* DATA TO EXAMINE
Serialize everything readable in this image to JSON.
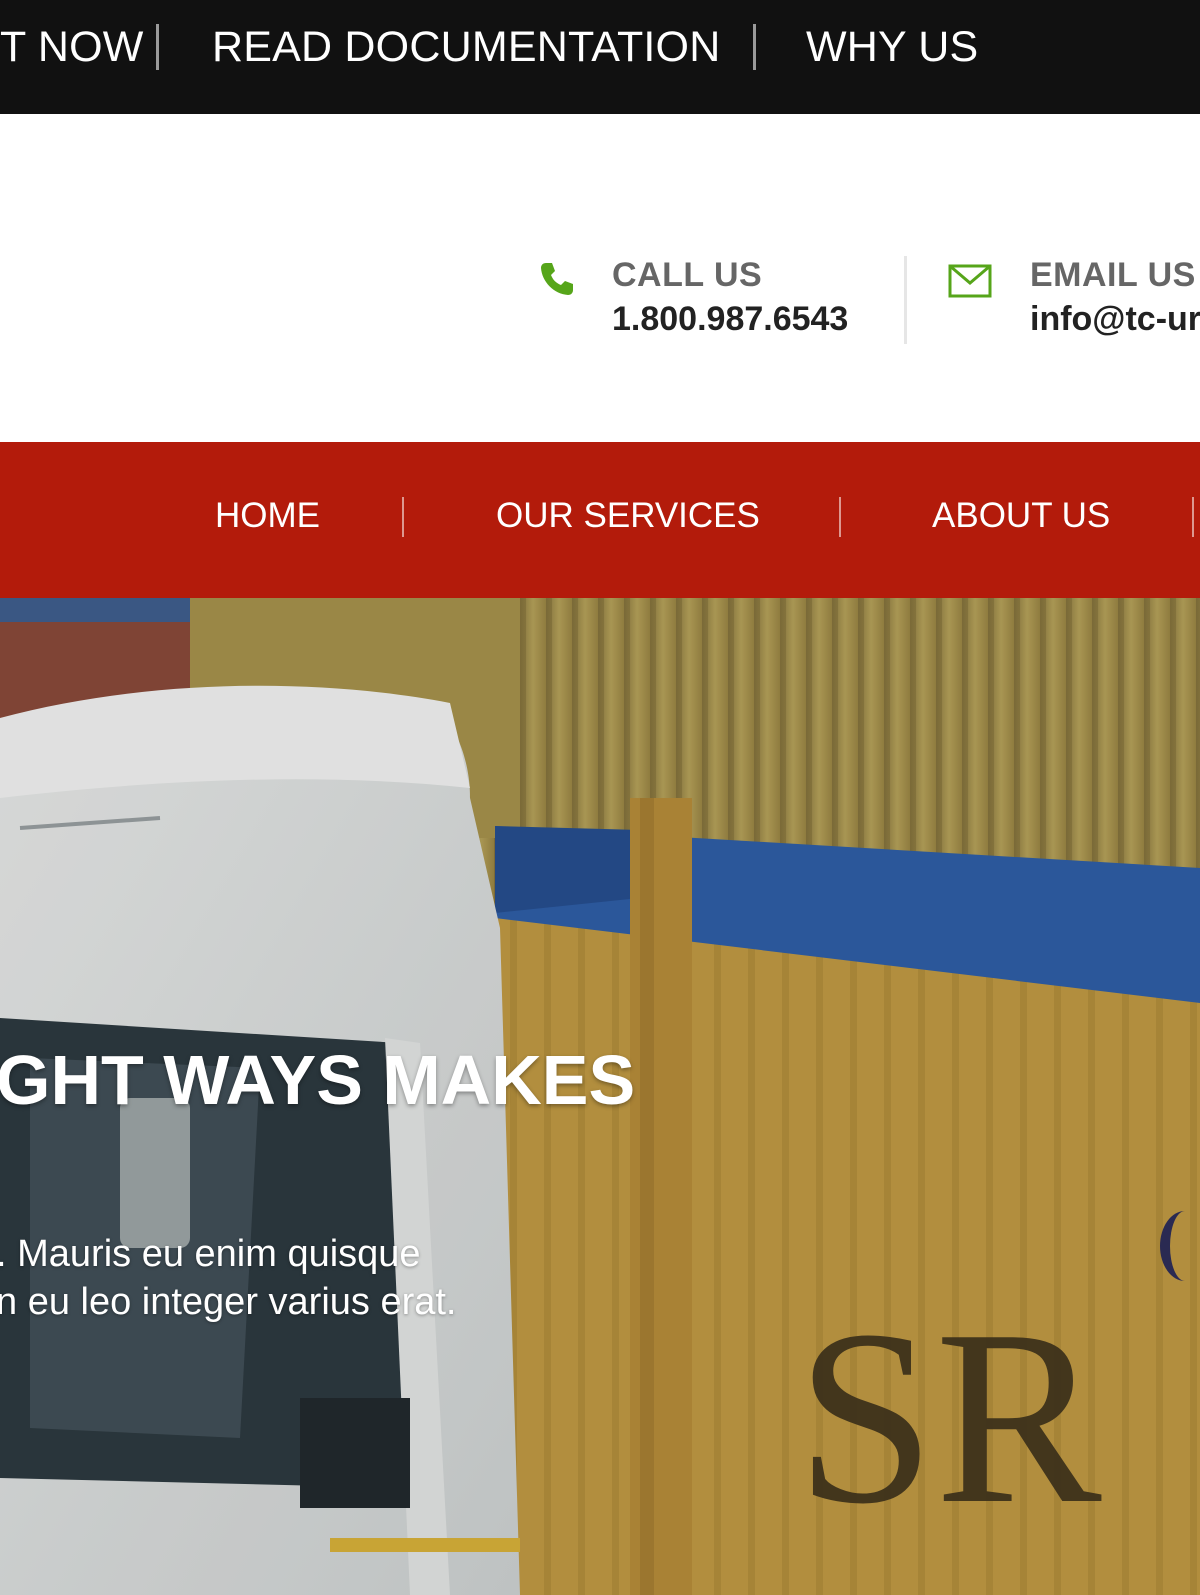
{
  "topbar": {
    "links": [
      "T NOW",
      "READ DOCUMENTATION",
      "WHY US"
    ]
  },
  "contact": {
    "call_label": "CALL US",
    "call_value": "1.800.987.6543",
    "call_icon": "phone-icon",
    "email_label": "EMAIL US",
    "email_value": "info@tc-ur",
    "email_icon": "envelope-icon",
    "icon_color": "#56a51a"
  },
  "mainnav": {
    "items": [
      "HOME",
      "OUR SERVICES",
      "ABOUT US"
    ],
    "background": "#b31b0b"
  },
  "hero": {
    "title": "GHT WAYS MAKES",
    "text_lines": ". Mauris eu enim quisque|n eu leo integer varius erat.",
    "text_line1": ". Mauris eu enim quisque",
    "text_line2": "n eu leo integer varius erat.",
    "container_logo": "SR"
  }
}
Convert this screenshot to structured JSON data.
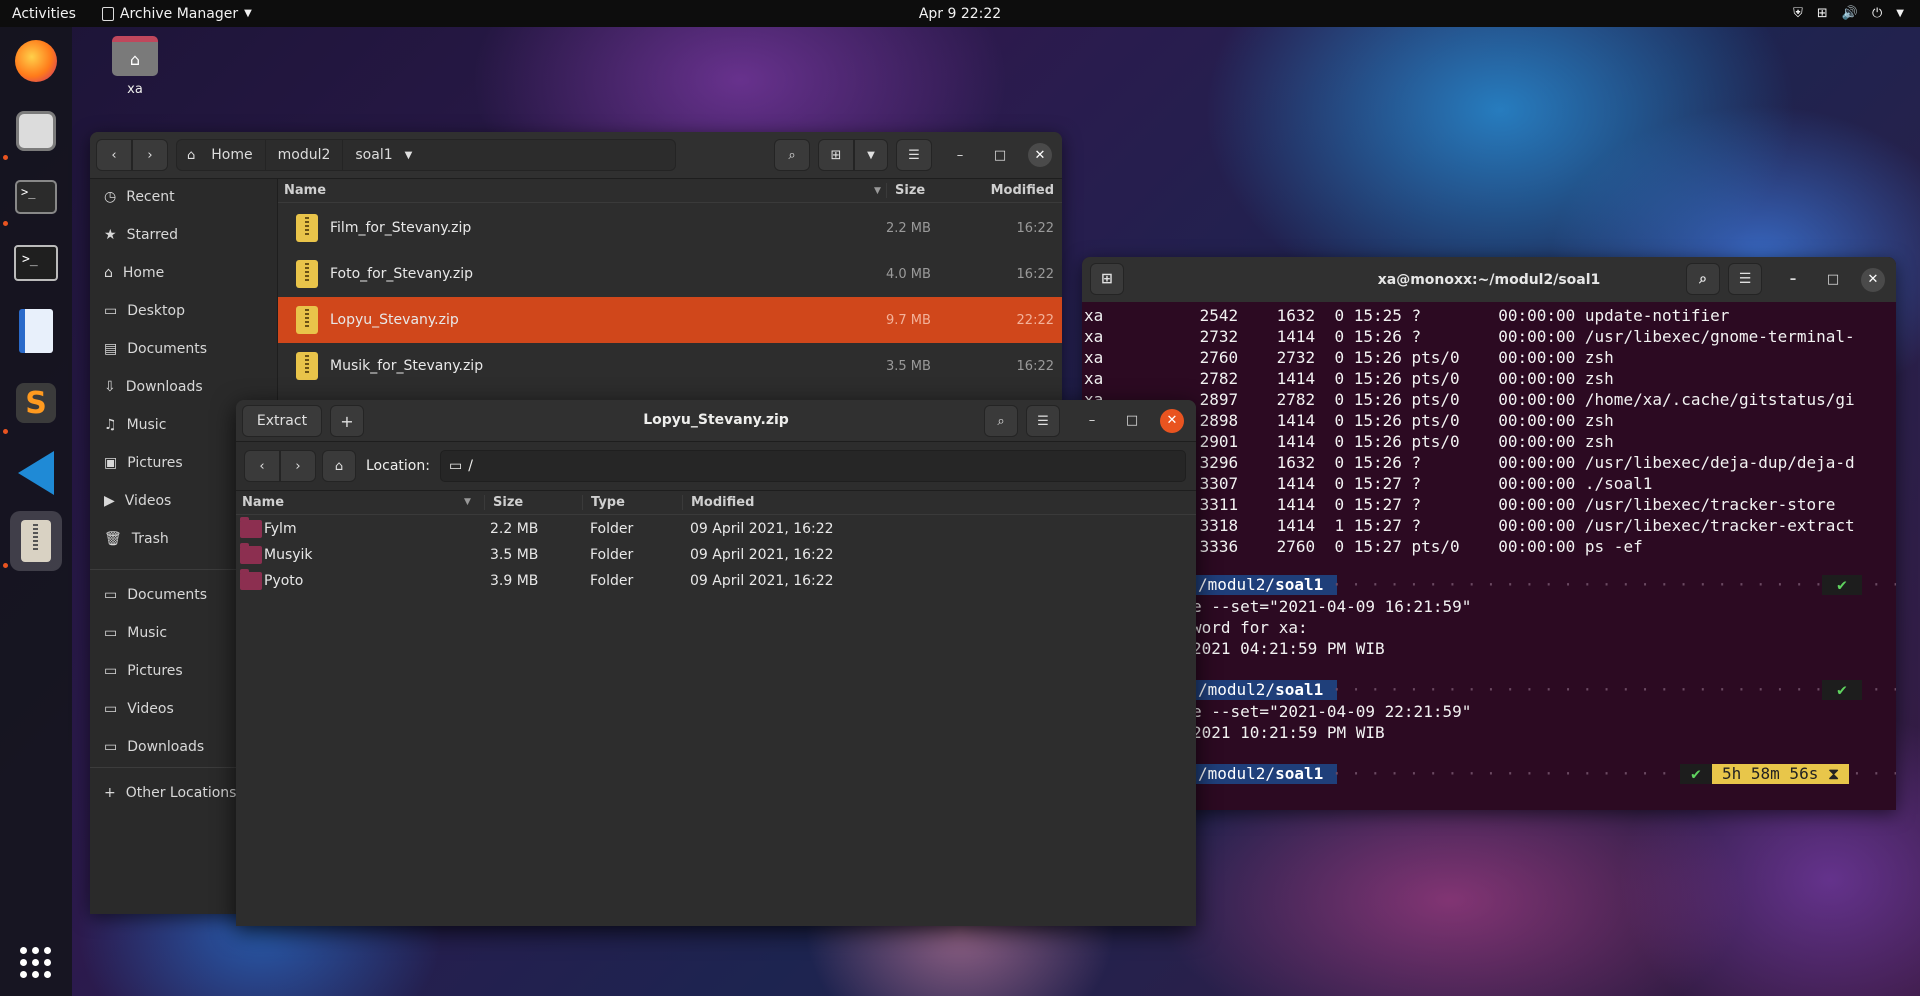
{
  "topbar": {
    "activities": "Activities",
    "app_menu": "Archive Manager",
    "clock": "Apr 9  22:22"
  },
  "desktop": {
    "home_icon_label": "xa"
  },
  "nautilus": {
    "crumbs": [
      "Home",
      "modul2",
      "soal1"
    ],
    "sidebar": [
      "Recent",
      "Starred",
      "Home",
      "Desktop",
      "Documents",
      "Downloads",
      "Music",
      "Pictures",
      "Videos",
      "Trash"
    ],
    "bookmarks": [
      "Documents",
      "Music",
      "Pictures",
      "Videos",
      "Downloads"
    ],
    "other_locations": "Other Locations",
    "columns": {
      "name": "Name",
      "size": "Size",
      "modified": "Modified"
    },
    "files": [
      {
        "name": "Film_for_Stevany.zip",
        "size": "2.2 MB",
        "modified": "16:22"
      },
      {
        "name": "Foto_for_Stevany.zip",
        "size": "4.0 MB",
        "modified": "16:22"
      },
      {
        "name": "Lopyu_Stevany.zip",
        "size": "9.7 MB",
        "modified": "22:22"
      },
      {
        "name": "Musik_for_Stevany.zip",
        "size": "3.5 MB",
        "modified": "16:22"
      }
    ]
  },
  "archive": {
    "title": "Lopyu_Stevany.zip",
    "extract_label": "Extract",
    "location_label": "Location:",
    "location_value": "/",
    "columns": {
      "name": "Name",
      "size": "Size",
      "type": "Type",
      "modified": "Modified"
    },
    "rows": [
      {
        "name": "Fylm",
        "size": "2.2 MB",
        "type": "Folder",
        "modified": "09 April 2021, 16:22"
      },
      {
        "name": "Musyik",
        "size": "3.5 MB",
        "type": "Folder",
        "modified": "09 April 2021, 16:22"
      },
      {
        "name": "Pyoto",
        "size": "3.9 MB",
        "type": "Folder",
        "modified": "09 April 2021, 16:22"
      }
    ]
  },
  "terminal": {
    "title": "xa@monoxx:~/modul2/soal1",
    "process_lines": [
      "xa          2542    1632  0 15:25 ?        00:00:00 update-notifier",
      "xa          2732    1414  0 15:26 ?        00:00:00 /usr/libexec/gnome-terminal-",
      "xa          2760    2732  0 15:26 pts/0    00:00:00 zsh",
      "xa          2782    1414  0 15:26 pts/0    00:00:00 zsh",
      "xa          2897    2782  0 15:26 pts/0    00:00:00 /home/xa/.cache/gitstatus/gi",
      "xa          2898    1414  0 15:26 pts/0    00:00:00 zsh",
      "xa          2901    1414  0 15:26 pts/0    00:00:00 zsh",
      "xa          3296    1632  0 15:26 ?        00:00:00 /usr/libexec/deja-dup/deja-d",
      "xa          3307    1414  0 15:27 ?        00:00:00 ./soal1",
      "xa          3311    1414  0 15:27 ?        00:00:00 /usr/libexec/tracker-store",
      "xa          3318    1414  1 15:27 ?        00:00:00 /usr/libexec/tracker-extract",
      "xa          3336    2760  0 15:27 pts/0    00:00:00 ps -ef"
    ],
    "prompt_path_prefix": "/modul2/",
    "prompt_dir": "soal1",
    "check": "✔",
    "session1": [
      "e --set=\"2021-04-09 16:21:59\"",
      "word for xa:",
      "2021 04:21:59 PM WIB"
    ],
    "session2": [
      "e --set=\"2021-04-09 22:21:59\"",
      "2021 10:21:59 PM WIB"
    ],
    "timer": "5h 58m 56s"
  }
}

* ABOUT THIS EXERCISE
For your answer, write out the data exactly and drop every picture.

* ANSWER SECTION
Serialize everything readable in this image to JSON.
{
  "topbar": {
    "links": [
      "T NOW",
      "READ DOCUMENTATION",
      "WHY US"
    ]
  },
  "contact": {
    "call_label": "CALL US",
    "call_value": "1.800.987.6543",
    "call_icon": "phone-icon",
    "email_label": "EMAIL US",
    "email_value": "info@tc-ur",
    "email_icon": "envelope-icon",
    "icon_color": "#56a51a"
  },
  "mainnav": {
    "items": [
      "HOME",
      "OUR SERVICES",
      "ABOUT US"
    ],
    "background": "#b31b0b"
  },
  "hero": {
    "title": "GHT WAYS MAKES",
    "text_lines": ". Mauris eu enim quisque|n eu leo integer varius erat.",
    "text_line1": ". Mauris eu enim quisque",
    "text_line2": "n eu leo integer varius erat.",
    "container_logo": "SR"
  }
}
Convert this screenshot to structured JSON data.
{
  "topbar": {
    "activities": "Activities",
    "app_menu": "Archive Manager",
    "clock": "Apr 9  22:22"
  },
  "desktop": {
    "home_icon_label": "xa"
  },
  "nautilus": {
    "crumbs": [
      "Home",
      "modul2",
      "soal1"
    ],
    "sidebar": [
      "Recent",
      "Starred",
      "Home",
      "Desktop",
      "Documents",
      "Downloads",
      "Music",
      "Pictures",
      "Videos",
      "Trash"
    ],
    "bookmarks": [
      "Documents",
      "Music",
      "Pictures",
      "Videos",
      "Downloads"
    ],
    "other_locations": "Other Locations",
    "columns": {
      "name": "Name",
      "size": "Size",
      "modified": "Modified"
    },
    "files": [
      {
        "name": "Film_for_Stevany.zip",
        "size": "2.2 MB",
        "modified": "16:22"
      },
      {
        "name": "Foto_for_Stevany.zip",
        "size": "4.0 MB",
        "modified": "16:22"
      },
      {
        "name": "Lopyu_Stevany.zip",
        "size": "9.7 MB",
        "modified": "22:22"
      },
      {
        "name": "Musik_for_Stevany.zip",
        "size": "3.5 MB",
        "modified": "16:22"
      }
    ]
  },
  "archive": {
    "title": "Lopyu_Stevany.zip",
    "extract_label": "Extract",
    "location_label": "Location:",
    "location_value": "/",
    "columns": {
      "name": "Name",
      "size": "Size",
      "type": "Type",
      "modified": "Modified"
    },
    "rows": [
      {
        "name": "Fylm",
        "size": "2.2 MB",
        "type": "Folder",
        "modified": "09 April 2021, 16:22"
      },
      {
        "name": "Musyik",
        "size": "3.5 MB",
        "type": "Folder",
        "modified": "09 April 2021, 16:22"
      },
      {
        "name": "Pyoto",
        "size": "3.9 MB",
        "type": "Folder",
        "modified": "09 April 2021, 16:22"
      }
    ]
  },
  "terminal": {
    "title": "xa@monoxx:~/modul2/soal1",
    "process_lines": [
      "xa          2542    1632  0 15:25 ?        00:00:00 update-notifier",
      "xa          2732    1414  0 15:26 ?        00:00:00 /usr/libexec/gnome-terminal-",
      "xa          2760    2732  0 15:26 pts/0    00:00:00 zsh",
      "xa          2782    1414  0 15:26 pts/0    00:00:00 zsh",
      "xa          2897    2782  0 15:26 pts/0    00:00:00 /home/xa/.cache/gitstatus/gi",
      "xa          2898    1414  0 15:26 pts/0    00:00:00 zsh",
      "xa          2901    1414  0 15:26 pts/0    00:00:00 zsh",
      "xa          3296    1632  0 15:26 ?        00:00:00 /usr/libexec/deja-dup/deja-d",
      "xa          3307    1414  0 15:27 ?        00:00:00 ./soal1",
      "xa          3311    1414  0 15:27 ?        00:00:00 /usr/libexec/tracker-store",
      "xa          3318    1414  1 15:27 ?        00:00:00 /usr/libexec/tracker-extract",
      "xa          3336    2760  0 15:27 pts/0    00:00:00 ps -ef"
    ],
    "prompt_path_prefix": "/modul2/",
    "prompt_dir": "soal1",
    "check": "✔",
    "session1": [
      "e --set=\"2021-04-09 16:21:59\"",
      "word for xa:",
      "2021 04:21:59 PM WIB"
    ],
    "session2": [
      "e --set=\"2021-04-09 22:21:59\"",
      "2021 10:21:59 PM WIB"
    ],
    "timer": "5h 58m 56s"
  }
}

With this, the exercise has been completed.